▸ **TASK REQUIREMENTS**
In the records below, find every line with the word "Педаль" and copy it.

-=-=-

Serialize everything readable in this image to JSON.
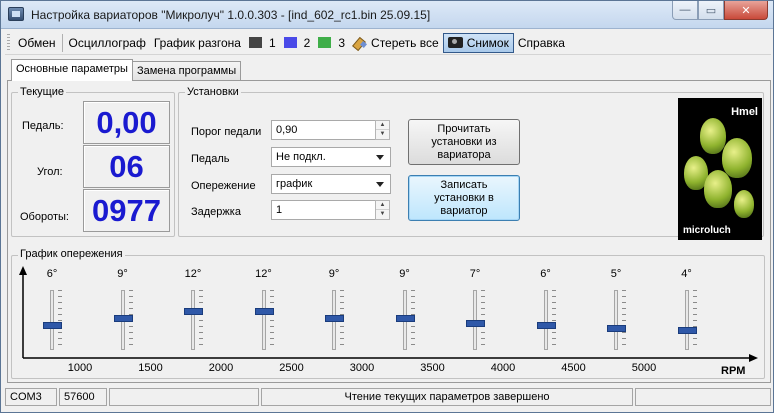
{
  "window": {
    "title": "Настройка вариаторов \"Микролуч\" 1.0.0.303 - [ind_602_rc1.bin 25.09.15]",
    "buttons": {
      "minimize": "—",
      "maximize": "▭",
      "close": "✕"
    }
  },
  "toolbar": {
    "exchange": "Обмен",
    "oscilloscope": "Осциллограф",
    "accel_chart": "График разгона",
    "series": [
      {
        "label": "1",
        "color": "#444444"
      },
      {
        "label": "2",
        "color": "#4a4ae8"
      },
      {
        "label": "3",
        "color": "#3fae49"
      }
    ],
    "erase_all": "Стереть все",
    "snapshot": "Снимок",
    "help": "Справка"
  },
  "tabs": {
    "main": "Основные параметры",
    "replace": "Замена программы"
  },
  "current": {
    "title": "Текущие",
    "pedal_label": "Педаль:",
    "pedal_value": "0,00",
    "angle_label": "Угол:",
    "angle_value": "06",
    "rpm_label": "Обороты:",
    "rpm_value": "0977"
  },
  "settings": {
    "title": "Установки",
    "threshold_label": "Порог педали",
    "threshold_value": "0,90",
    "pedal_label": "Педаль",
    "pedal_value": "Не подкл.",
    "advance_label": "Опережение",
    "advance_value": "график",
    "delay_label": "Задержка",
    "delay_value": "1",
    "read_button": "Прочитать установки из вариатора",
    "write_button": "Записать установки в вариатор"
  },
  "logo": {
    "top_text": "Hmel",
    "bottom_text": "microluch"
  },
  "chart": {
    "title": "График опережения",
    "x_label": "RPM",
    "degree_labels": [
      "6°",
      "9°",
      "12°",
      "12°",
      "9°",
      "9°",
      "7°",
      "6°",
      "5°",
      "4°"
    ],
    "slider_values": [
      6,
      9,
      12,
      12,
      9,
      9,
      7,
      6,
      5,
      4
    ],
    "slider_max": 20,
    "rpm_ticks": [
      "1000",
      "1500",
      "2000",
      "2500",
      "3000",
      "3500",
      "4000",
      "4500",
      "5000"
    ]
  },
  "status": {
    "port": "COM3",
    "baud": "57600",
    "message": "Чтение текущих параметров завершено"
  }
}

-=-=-

▸ **RESPONSE TO THE TASK**
    "pedal_label": "Педаль:",
    "pedal_label": "Педаль",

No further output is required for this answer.